Maverick snooker player Ronnie O'Sullivan has revealed that one of the unlikely reasons behind his decision to return to the sport is his friendship with controversial British artist Damien Hirst.
Hirst, whose works include a bisected cow and calf suspended in formaldehyde, has regularly attended O'Sullivan's matches in the past and has compared his friend to late Spanish artist Pablo Picasso.
O'Sullivan faces Scotland's Marcus Campbell in the first round of the World Championship in Sheffield, northern England, on Saturday, when he will begin his defence of the trophy he won for the fourth time last year.
Although he has not played in a major match since defeating Ali Carter in the 2012 final, he says he is more excited about the social aspect of the tournament than the competition itself.
"The only person in my corner will be Damien Hirst," O'Sullivan said.
"He loves me and I love him and we're best mates, and everybody else will fit around what we do.
"That's why I'm coming back to snooker, because I miss seeing Damien, I miss seeing (Hirst's personal assistant) Sylvia. I miss seeing all of my little friends that used to love getting away to snooker tournaments.
"The minute I said 'I'm not playing', I knew I'd miss out on those trips with my friends.
"I know it's 10 o'clock Saturday morning and I'll be there, and if Damien's not there I'll be on my own, but I'll be all right. I'm 37 years of age, I'm sweet. Nothing scares me."

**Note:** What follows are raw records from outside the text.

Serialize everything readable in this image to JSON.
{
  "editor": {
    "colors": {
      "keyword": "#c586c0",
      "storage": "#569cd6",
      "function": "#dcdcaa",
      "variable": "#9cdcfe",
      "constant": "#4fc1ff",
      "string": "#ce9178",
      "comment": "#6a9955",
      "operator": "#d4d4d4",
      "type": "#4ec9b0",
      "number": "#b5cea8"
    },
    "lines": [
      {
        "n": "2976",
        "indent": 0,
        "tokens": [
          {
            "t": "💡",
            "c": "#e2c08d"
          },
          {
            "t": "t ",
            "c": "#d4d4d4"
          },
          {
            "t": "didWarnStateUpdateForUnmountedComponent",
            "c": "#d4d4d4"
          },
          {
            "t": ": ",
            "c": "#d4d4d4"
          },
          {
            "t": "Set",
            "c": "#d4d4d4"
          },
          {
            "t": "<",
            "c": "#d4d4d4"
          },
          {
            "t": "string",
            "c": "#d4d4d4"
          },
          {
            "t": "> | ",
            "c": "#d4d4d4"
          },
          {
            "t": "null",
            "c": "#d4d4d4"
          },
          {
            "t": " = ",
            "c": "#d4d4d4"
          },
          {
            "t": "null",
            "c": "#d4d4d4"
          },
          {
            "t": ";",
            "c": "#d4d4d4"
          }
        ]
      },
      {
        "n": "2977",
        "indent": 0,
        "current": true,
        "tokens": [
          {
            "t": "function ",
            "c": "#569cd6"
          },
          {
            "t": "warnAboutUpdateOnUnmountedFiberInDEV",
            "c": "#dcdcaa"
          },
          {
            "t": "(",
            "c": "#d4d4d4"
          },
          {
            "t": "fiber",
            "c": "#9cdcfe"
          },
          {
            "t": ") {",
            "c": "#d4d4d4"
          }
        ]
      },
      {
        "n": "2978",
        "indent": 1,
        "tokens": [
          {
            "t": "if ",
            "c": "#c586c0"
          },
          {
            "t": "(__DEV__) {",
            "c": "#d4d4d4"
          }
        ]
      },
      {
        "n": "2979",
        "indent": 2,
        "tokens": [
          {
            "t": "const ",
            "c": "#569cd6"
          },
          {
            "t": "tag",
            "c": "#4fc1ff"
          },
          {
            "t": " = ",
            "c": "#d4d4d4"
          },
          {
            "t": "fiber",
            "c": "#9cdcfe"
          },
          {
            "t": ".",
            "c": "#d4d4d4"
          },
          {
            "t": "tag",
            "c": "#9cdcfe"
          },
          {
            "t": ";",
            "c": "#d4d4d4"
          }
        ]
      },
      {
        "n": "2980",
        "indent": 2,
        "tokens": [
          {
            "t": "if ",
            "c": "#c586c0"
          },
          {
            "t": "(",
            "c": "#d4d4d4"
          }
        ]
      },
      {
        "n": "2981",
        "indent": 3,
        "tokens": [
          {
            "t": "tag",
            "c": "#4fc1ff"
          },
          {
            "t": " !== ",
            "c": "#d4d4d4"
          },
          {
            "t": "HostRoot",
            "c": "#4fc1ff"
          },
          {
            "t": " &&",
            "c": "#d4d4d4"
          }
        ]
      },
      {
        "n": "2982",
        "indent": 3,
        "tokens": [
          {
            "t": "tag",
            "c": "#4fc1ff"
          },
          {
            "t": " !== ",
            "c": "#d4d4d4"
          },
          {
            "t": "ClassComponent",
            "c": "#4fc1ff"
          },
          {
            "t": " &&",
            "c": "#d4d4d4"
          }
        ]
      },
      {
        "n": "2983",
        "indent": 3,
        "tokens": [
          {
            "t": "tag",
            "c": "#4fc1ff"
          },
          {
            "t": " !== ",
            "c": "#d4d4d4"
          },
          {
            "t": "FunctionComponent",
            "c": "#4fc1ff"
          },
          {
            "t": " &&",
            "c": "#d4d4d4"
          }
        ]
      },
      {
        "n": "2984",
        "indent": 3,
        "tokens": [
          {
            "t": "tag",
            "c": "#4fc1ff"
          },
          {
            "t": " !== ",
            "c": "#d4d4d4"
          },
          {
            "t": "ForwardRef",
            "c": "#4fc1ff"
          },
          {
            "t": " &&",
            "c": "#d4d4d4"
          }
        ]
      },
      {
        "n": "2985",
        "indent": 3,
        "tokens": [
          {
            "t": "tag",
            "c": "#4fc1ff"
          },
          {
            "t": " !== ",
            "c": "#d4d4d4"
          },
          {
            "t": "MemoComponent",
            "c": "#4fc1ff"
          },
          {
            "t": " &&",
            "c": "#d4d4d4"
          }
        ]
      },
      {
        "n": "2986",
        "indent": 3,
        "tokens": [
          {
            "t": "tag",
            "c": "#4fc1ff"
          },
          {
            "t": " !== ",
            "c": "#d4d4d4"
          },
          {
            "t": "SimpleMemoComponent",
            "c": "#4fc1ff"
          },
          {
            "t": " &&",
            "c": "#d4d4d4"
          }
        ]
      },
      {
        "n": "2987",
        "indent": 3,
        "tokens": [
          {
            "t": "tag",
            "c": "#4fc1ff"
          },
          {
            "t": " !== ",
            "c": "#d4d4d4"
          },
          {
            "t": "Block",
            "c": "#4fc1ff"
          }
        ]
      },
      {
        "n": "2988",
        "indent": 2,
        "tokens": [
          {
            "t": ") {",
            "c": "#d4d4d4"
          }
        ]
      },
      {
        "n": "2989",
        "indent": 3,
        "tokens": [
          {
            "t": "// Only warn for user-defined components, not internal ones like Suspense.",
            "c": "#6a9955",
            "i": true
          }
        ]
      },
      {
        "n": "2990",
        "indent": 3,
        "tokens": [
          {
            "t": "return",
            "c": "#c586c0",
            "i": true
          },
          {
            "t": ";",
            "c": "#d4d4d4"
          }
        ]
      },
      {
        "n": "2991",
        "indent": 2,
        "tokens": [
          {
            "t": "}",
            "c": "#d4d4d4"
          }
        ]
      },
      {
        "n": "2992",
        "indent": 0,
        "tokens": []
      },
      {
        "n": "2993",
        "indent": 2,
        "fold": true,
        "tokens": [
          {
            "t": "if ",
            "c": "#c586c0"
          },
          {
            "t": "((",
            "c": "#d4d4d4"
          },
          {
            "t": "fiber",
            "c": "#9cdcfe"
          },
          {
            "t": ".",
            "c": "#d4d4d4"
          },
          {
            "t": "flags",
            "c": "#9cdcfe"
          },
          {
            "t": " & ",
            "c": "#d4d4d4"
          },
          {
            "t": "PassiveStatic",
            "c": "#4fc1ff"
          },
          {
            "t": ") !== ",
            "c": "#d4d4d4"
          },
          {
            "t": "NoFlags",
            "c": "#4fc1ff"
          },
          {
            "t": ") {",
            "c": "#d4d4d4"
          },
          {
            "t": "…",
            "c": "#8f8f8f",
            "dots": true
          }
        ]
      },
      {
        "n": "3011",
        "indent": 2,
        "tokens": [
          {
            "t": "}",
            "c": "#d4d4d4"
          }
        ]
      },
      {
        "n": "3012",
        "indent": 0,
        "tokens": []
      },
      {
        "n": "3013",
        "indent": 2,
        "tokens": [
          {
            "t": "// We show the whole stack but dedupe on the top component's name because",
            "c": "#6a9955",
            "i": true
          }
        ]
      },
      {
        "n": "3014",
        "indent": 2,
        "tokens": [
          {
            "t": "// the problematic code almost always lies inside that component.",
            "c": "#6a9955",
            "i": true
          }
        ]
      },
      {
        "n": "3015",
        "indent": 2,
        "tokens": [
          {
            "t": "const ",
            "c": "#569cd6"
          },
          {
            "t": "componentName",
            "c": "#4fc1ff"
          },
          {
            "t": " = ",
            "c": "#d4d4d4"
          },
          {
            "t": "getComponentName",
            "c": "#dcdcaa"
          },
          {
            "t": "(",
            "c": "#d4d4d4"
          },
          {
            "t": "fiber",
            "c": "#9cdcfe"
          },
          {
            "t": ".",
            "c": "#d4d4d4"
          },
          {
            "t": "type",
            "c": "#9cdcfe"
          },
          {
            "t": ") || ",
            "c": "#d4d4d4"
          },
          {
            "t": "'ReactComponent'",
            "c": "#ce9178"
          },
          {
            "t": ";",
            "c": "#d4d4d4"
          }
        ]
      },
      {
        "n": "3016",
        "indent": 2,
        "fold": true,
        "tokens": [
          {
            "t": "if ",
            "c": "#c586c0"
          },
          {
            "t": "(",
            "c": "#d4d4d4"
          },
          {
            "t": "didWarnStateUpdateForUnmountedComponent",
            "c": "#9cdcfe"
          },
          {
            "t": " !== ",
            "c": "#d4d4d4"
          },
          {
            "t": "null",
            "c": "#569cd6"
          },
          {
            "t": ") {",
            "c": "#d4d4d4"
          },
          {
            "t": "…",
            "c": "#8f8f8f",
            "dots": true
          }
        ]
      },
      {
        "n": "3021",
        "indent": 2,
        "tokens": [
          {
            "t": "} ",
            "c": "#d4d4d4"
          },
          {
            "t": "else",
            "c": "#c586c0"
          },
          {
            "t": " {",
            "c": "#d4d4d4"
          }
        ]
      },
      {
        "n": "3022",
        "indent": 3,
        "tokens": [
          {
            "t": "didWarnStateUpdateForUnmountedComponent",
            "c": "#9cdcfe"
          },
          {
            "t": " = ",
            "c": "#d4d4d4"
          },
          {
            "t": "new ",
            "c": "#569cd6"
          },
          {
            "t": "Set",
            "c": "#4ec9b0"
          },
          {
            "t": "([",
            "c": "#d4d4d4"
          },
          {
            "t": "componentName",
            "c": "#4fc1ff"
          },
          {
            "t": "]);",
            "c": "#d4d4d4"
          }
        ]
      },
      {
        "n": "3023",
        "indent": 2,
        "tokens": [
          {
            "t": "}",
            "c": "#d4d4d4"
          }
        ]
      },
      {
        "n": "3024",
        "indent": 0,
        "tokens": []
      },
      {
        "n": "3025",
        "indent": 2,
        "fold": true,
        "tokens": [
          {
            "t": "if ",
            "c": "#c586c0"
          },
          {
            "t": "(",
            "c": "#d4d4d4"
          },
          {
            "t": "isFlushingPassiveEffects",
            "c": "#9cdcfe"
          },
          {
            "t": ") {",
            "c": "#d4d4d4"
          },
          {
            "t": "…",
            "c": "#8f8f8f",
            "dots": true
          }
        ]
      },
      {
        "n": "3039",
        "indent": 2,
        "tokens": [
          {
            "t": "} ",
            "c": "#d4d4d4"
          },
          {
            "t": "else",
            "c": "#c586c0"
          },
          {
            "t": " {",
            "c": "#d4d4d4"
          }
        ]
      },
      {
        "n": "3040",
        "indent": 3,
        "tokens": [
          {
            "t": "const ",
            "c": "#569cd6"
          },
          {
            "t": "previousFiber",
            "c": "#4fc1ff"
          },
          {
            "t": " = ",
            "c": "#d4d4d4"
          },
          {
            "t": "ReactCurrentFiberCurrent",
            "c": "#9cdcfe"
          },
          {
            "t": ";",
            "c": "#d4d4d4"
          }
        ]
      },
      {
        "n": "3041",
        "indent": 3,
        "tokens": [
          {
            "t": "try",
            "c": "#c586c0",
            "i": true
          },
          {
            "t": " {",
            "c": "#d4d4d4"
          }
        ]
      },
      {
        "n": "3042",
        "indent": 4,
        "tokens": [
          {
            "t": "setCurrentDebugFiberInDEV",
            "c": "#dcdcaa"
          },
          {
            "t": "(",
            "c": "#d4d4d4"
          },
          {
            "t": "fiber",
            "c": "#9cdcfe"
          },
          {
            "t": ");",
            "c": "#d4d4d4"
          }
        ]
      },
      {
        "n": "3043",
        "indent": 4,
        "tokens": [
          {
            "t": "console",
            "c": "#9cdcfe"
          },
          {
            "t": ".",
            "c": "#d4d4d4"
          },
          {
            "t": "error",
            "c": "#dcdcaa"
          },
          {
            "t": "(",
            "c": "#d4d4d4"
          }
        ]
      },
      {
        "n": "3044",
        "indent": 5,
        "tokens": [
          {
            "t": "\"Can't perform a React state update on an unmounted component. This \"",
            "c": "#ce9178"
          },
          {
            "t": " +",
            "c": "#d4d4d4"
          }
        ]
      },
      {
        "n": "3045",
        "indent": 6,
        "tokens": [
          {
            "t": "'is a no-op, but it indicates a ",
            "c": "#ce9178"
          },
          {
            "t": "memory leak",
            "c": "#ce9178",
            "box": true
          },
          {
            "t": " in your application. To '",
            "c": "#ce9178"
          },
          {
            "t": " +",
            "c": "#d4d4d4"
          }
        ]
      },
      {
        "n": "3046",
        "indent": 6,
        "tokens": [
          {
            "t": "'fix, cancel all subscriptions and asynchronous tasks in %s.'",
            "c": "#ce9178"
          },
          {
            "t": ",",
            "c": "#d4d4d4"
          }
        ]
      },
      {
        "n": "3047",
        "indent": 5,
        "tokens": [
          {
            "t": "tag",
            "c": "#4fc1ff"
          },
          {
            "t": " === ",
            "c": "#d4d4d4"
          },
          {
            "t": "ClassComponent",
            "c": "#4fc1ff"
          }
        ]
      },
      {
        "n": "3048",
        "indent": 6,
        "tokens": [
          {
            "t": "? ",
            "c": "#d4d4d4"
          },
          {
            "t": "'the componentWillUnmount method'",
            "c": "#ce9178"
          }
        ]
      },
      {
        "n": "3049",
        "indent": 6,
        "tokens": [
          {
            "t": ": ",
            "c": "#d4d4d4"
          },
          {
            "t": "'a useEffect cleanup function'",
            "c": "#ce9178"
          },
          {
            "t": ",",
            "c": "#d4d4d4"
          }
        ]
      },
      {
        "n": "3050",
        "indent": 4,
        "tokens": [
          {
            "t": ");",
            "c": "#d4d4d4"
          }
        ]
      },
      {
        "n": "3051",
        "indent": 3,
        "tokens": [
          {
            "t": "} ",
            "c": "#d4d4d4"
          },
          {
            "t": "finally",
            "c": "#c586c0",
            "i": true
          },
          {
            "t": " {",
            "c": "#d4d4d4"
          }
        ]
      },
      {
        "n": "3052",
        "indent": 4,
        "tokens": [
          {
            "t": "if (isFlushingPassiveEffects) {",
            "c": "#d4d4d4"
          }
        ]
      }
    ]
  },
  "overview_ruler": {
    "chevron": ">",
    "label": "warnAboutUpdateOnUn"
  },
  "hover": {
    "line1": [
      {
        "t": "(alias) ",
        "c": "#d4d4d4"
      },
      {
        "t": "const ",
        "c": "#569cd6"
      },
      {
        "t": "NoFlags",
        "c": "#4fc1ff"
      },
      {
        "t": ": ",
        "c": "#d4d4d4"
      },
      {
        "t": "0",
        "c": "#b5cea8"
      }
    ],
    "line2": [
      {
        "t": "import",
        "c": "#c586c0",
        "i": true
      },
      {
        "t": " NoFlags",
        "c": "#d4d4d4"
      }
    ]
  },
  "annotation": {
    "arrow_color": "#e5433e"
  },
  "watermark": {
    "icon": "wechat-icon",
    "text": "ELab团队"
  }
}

Hirst was reportedly drawn to O'Sullivan out of fascination with the 37-year-old's impulsive behaviour, but the cueman from Chigwell, east of London, says work with sports psychiatrist Dr Steve Peters has helped curb his more erratic tendencies.
"Since I decided to come back to playing snooker, I see Steve quite a bit," O'Sullivan said.
"We're more friends now. There's nothing really I can be told now. Once I've sucked knowledge up, I've sucked it up.
"I just need to put into practice what I've learnt in that year I had last year. We're just friends and he's here to support me."
O'Sullivan announced that he would be taking time away from snooker in November, only to reveal in February that he had decided to make a comeback.
He spent time working as a farm hand during his career hiatus and said the experience only made him appreciate his snooker career more.
"It's better than working on the farm," he said. "I tried that one. That did my head in."